DATA TO PROCESS —
====

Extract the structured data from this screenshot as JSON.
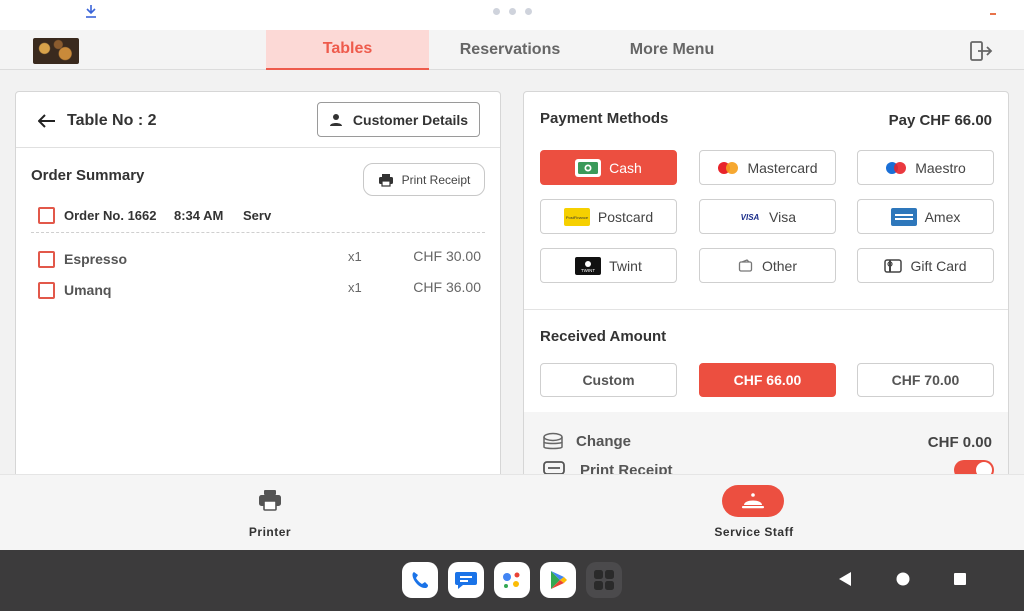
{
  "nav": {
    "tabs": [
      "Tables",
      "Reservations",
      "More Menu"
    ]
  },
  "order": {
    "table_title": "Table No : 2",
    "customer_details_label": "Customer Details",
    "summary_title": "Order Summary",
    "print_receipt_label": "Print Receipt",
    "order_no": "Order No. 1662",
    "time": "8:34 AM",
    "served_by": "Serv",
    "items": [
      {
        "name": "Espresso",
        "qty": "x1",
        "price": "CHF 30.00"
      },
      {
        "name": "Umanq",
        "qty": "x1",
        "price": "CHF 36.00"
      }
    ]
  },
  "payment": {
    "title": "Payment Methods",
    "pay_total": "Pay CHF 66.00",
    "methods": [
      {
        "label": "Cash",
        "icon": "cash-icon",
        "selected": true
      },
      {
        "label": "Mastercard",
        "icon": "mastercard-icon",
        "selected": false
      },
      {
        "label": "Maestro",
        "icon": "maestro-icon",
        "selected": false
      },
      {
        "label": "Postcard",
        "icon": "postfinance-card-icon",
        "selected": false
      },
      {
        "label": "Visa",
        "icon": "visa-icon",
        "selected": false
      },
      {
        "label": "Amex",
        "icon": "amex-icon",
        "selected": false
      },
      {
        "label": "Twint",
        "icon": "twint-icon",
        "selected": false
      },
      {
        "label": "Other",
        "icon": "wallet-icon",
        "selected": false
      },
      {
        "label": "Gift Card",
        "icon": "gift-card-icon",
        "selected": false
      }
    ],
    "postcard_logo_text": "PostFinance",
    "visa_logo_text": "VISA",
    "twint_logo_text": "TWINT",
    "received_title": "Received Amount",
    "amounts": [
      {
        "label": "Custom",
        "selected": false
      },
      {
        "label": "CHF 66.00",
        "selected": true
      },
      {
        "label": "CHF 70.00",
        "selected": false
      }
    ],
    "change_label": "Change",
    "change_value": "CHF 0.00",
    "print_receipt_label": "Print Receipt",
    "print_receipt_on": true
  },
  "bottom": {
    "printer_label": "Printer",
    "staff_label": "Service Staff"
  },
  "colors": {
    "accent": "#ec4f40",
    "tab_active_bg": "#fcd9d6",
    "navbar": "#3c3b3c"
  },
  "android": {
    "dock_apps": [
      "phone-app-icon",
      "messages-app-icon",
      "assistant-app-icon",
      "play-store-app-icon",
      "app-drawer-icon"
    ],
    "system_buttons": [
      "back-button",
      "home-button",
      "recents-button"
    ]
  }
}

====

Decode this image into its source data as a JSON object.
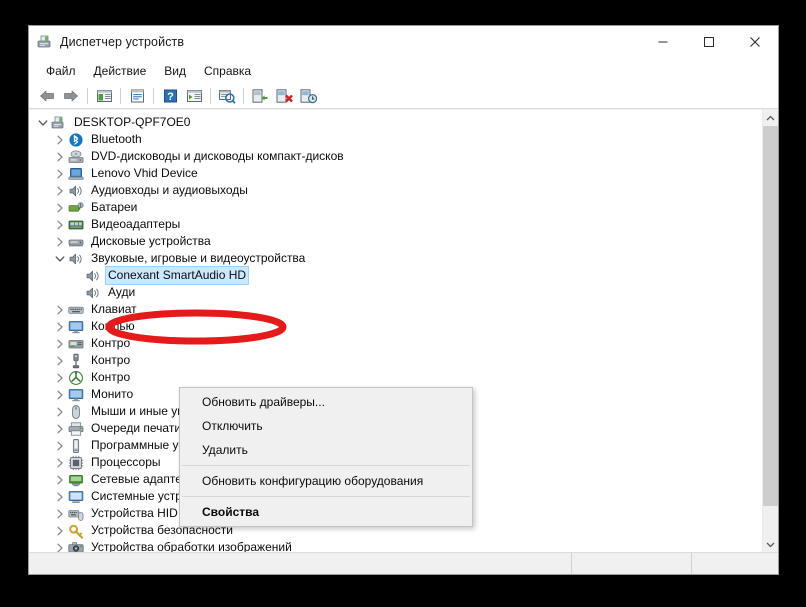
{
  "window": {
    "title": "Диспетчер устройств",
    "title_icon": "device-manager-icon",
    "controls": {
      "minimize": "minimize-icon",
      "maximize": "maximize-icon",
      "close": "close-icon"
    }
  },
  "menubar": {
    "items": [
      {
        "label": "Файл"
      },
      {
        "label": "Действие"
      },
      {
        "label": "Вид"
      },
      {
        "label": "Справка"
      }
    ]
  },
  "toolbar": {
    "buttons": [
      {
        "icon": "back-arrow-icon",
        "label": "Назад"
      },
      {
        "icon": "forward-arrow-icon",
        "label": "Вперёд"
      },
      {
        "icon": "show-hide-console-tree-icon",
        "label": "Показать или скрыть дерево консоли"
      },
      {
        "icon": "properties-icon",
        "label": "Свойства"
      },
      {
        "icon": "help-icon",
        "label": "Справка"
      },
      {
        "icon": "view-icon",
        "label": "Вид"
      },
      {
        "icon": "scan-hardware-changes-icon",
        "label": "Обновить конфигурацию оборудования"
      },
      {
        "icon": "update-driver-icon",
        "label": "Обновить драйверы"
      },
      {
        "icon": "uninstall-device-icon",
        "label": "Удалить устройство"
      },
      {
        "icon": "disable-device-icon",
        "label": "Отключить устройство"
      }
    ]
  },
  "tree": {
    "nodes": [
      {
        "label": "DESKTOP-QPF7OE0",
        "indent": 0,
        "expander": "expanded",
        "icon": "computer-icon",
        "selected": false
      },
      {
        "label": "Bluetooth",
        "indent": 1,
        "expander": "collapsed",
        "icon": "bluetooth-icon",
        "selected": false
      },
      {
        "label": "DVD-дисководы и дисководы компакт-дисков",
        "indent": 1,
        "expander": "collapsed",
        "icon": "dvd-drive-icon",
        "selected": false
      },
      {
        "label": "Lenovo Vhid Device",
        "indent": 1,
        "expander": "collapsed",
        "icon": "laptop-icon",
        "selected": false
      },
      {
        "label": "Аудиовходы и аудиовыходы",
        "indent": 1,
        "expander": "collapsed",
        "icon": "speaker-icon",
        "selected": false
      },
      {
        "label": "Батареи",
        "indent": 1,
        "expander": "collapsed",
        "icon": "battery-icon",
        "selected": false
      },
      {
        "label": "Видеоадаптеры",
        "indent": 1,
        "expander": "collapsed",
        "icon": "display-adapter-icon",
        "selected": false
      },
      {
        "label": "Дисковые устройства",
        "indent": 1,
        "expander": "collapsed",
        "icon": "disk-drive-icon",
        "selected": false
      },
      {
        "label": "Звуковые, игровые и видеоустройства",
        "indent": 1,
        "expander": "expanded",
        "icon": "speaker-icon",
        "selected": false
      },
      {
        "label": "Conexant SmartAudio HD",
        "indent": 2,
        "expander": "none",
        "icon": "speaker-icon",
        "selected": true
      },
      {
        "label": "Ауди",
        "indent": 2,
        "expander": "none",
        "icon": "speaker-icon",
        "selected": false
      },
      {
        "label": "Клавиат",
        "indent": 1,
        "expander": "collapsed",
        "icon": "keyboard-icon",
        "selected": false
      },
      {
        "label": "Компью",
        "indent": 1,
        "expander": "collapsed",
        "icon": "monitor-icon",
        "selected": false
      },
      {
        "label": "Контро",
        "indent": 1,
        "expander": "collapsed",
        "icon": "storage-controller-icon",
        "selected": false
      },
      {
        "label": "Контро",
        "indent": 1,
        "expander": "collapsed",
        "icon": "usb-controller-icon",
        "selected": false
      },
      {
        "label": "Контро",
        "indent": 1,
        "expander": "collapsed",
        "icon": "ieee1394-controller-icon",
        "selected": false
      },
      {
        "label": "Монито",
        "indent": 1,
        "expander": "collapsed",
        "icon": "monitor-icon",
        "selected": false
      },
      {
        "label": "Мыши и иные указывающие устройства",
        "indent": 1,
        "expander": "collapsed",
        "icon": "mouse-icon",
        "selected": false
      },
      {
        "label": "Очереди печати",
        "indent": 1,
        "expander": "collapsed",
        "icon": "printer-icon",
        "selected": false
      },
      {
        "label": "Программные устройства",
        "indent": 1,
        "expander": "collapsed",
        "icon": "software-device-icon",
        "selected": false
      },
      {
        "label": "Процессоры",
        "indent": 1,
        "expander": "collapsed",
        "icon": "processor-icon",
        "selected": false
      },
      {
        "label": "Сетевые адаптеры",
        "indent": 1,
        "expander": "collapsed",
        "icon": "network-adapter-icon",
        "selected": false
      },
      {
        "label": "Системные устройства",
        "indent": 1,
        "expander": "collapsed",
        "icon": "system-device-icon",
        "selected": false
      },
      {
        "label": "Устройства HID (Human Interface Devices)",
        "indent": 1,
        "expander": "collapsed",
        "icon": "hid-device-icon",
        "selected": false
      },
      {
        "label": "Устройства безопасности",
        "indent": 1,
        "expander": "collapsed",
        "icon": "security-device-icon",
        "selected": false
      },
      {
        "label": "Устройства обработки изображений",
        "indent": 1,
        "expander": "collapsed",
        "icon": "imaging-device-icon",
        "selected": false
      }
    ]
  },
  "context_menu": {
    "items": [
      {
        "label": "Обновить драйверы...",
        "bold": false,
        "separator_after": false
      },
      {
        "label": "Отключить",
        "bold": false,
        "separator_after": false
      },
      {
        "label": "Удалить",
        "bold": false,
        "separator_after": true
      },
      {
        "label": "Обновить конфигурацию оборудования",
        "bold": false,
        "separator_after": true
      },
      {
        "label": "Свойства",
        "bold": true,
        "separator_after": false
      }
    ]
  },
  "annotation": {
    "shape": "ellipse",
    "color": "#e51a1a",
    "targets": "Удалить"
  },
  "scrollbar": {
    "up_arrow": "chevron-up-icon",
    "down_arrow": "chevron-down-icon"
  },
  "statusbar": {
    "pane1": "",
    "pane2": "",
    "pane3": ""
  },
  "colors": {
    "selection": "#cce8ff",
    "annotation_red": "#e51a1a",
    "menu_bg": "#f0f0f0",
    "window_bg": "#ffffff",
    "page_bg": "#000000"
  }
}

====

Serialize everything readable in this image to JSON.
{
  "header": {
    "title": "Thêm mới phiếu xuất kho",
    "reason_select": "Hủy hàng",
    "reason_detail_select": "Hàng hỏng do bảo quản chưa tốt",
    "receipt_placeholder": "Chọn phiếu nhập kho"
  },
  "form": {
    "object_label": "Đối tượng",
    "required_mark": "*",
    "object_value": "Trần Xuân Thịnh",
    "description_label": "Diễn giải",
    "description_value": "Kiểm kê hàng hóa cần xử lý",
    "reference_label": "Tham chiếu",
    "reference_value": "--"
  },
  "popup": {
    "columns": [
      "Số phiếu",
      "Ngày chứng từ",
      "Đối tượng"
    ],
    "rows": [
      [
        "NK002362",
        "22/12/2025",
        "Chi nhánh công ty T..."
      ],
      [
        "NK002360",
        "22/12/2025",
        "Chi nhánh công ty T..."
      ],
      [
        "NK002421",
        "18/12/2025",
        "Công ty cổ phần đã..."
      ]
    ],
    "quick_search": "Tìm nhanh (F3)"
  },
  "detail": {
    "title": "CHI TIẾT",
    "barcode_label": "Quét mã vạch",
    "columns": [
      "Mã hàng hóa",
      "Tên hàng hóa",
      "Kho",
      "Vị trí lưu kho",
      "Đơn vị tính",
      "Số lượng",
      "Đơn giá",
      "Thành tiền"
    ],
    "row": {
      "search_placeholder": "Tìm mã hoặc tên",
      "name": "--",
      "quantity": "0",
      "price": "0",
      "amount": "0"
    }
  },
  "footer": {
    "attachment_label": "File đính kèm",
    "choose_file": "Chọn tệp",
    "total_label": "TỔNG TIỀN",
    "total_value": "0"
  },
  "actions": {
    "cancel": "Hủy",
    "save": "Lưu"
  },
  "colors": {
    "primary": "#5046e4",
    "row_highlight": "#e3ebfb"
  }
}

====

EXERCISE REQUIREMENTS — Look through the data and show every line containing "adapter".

YOUR RESPONSE —
        "icon": "display-adapter-icon",
        "icon": "network-adapter-icon",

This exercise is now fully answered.